Position of the hand drill in de distal phalanx.
Gently hammering the Meniscus Arrow® in place.
All patients returned at the out-patient clinic for follow-up, including examination, radiographs and a patient-satisfaction at 1, 4 and 6 weeks.
The following data were analysed: consolidation of the fracture, alignment, range of motion, presence of deformity, nail bed deformity, pain, satisfaction and level of activity.
One patient showed a limitation of flexion in the distal interphalangeal joint of 10º, but this existed preoperatively due to arthrosis. No extension lag was found. All patients had a full range of motion in de proximal interphalangeal joint as well as in the metacarpophalangeal joint.
Another patient developed a period of decreasing pain during flexion in the distal interphalangeal joint at the site of the fracture, until two months after surgery, finally she was able to perform all daily activities without any pain. All patients were satisfied about the results after surgery. The time to return to daily work was about 2 weeks, in which the Mallet splint was still in place for another 2 weeks.
After 6 weeks all fractures showed good alignment with full consolidation on X-Ray examination (Fig. 4).
X-ray, 4 weeks postoperatively.
On physical examination no nail bed deformities or dorsal bumps were found. All wounds healed without complications. No patient had a second procedure related to the Mallet injury or surgery.
Literature of Mallet Fracture Treatment
Non-operative treatment has proved to be relative effective in Mallet finger deformity due to disruption of the extensor tendon , but Mallet fractures should be considered as a different entity.
Treatment of mallet fractures remains a controversial topic. Standard treatment consists of a Mallet-splint for six weeks , after which patients are treated functionally. Indications for operative treatment are failure of conservative treatment with persistent pain, fractures involving more than 30% of the articular surface or those with palmar subluxation.
Several surgical techniques for mallet fractures have been reported; however, each technique has disadvantages like the possibility of fragmentation, a demanding operative technique and the necessity of removing the metal devices. Complications of operative treatment, like infection, skin slough and nail deformity have been reported [8, 9].
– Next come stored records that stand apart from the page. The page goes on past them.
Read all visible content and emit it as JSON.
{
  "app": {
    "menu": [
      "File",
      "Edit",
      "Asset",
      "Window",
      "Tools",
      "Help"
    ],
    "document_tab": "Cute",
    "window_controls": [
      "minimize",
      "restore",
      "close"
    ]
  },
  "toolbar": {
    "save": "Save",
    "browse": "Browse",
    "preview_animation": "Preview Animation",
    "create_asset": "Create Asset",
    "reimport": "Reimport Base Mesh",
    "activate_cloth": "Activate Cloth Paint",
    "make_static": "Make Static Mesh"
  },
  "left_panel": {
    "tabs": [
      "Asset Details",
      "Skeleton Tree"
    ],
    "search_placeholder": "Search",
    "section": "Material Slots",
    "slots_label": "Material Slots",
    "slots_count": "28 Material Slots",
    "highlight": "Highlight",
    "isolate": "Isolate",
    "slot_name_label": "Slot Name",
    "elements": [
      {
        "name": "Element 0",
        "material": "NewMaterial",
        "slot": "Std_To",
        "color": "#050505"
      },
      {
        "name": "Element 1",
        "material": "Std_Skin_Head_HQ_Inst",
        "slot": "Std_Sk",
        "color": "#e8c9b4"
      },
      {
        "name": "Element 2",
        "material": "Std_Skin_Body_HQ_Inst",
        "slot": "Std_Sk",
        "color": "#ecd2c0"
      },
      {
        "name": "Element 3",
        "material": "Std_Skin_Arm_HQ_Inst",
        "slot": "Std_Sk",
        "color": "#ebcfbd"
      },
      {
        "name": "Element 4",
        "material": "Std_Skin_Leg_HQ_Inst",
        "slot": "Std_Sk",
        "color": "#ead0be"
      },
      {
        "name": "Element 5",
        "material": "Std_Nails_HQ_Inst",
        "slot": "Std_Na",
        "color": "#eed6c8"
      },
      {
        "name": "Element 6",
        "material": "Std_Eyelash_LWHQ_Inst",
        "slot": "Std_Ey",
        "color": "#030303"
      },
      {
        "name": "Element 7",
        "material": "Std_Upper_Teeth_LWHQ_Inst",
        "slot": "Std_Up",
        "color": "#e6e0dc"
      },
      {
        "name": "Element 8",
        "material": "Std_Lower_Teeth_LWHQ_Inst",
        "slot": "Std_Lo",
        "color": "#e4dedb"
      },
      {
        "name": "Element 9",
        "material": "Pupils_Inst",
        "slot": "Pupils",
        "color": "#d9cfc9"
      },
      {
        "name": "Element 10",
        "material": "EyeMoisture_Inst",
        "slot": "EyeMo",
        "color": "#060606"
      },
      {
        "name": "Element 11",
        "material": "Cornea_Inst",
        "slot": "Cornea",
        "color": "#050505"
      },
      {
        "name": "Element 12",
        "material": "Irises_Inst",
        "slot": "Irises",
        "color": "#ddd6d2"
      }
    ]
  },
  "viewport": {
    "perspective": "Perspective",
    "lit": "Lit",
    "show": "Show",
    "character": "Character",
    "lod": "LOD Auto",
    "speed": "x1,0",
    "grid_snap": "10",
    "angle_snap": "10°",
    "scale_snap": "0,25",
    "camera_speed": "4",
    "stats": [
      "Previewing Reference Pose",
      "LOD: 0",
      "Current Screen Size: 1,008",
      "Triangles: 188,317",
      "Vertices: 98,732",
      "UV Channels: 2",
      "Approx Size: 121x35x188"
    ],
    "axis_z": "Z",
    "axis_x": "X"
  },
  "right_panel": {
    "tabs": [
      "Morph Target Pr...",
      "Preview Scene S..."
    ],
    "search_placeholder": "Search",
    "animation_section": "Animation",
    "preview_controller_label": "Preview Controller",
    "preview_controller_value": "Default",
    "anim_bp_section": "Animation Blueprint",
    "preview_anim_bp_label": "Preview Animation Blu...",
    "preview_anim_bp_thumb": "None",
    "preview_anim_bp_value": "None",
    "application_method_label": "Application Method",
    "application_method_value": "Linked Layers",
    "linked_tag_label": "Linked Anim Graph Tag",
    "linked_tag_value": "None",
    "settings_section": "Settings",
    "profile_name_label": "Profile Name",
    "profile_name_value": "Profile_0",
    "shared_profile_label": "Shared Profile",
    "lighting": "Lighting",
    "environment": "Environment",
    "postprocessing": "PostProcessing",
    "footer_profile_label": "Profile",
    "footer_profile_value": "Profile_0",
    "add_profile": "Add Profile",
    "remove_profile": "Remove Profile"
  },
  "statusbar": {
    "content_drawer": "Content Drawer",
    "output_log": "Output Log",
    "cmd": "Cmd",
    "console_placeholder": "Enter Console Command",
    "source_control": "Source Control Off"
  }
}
We found no large series of Mallet fractures in the literatue, treated either operatively or non-operatively.
Introduction of the Meniscus Arrow
Meniscus Arrows® have been shown to have a remarkable hold in bone .
Smart Nails® could be used as well, but have the disadvantage of a considerable larger head and diameter .
This series of nine patients showed satisfaction of all patients. There were no cosmetic or other complications. Radiographic results showed alignment and full consolidation of all fractures with a full range of motion in all but one patient. However, the flexion limitation in this patient was pre-existent due to arthrosis.
Special attention must be paid during this procedure to maintain the exact position and angle of the shaft, otherwise the Meniscus Arrow® will bend against the intact bone instead proceeding into the drill hole.
Limitations of this Study
This is a feasibility study using Meniscus Arrows® for Mallet fracture treatment with a small study population. Moreover, there was no data to compare with other operative or conservative methods. These are two limitations of this study and we recommend a prospective study to compare Mallet fracture treatment by Meniscus Arrow® with other operative or conservative treatments.
IN CONCLUSION OF THIS STUDY
In conclusion, the operative treatment with the Meniscus Arrow® is a fast, successful procedure without complications in our consecutive series of nine patients and without the need of a second, implant removal, procedure.